    There is much renovation to be done and plans are already well under way. The main Altar, side altars, altar rail and some other furnishings are being moved from a suppressed parish in Scranton PA (anybody out there know what this might be?). The nave is being considerably enlarged by knocking out a back wall and eliminating several office areas that were behind. There is no room for a choir loft, so there will be a “choir” in the rear of the nave with the benches facing center for the schola, and a smaller such area in the sanctuary for the Priests to sing daily office. The interesting thing was that Fr. Fryar said there was NOT ENOUGH ROOM to accomodate the existing congregation of about 250, and he was envisioning considerable growth once the parish is established. Later in the conversation, he said that he envisions a “much larger church” on the current property perhaps 10 years down the road.

    The one sad note to all of this is that the current EF Mass at St. Martha’s will probably be discontinued, although the plans for other EF Masses throughout the Diocese will continue. There are also plans, according to Fr. Fryar, to televise the Masses from this chapel.

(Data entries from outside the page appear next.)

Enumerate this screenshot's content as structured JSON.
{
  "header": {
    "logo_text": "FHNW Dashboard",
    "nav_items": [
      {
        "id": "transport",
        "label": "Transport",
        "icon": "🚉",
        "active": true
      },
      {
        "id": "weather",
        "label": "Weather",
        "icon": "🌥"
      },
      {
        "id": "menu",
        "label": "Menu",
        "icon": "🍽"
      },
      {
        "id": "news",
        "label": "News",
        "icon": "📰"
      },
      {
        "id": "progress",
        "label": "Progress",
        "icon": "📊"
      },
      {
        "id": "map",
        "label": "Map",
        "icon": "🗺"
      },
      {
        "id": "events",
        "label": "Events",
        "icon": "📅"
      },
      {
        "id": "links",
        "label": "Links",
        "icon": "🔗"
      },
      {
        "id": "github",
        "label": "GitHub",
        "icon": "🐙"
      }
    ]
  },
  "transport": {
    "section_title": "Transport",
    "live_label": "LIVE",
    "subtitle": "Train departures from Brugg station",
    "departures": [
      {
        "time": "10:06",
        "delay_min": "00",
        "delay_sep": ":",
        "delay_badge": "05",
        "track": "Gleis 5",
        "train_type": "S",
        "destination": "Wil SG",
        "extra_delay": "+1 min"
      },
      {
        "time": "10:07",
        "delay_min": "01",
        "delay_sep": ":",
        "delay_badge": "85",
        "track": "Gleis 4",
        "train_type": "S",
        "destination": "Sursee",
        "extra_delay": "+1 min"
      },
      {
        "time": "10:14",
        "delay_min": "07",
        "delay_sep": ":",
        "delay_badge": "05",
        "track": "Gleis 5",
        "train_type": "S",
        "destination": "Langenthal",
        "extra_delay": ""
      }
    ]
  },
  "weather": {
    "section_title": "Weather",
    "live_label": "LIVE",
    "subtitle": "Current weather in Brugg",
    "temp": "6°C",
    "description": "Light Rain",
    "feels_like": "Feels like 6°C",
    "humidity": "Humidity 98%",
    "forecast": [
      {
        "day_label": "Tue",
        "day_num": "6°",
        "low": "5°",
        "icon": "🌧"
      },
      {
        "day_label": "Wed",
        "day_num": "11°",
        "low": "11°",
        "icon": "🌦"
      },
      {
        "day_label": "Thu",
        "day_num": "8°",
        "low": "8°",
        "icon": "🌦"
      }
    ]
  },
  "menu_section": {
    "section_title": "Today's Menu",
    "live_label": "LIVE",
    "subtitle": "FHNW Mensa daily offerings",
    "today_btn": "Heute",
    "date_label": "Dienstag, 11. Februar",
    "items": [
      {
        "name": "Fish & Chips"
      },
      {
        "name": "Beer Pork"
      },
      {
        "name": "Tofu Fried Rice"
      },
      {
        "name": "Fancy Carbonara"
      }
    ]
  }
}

    Also in the plans is a “picnic area” outside (this is a large piece of property with a sizeable open field behind it) for parish activities and a bookstore.

    Although he couldn’t say exactly what the Mass schedule will be, he was envisioning perhaps an 8:00AM (low), 11:00AM (high) and 5:30PM (?) Sunday and two daily Masses, morning and evening.

  17. veritas in srq says:

    Chironomo,

    Thank you very much for the update. Judging by the swiftness of the construction and the plans for the Mass schedule and the propperty, it sounds like the open house was a great success. That is wonderful that Fr. Fryar already sees the need for future growth…what a promising sign.

    This property is in a very good area and will be easily accessible to anyone coming down 41. I also forgot about how close it is to St. Michael’s on Siesta Key. Unless I’m leaving someone out-there are 4 Catholic churches(all with sizeable congregations-especially in the winter) within about a 6-7 mile radius of this property…yes, it will be interesting!

  18. Blue Falcon:

    Does that bring the number of TLMs in St. Pete’s diocese to 3? I live in St. Petersburg (when school is out), very close to St. Jude’s where there is a weekly Sunday Mass. I also hear there is a Sunday Mass at an ungodly hour up north, though I think it was Spring Hill.

    I will have to congratulate Fr. Fryar when I see him tonight in Ocala for sung Mass!

  19. Blue Falcon says:

    Jonathan Knox:

    Yes, I believe that does make it three in the St. Pete Diocese. I have been to the TLM at St. Jude’s and know a lot of the people down there. There is also the Mass I attend at St. Anthony’s in San Antonio. We have the TLM at 9:00am sandwiched between the 7:30 and 10:30 Ordinary Form. Our priest didn’t want the TLM to be something shoved aside in the afternoon, so he specifically put the TLM in the morning. We have Holy Day Masses in the TLM and I just had my new baby baptized yesterday in the Old Rite.

    The other TLM Mass you are referring to is at 6:30am at St. Theresa’s in Spring Hill. I used to attend that Mass about 10 years ago and was an altar server. One of the altar servers at our mass serves the 6:30 in the morning and then comes and serves the 9:00am at our church.

    We are getting more people at our 9:00am Mass and hopefully we will be able to fill up the church like at St. Jude’s. One day, I hope we can have High Mass like you have at the Cathedral, but I doubt we could put a choir together as good as down there.

    BTW, a lot of the people from St. Jude’s know our priest as he used to be very involved in pro-life activities with them, such as praying at abortion mills.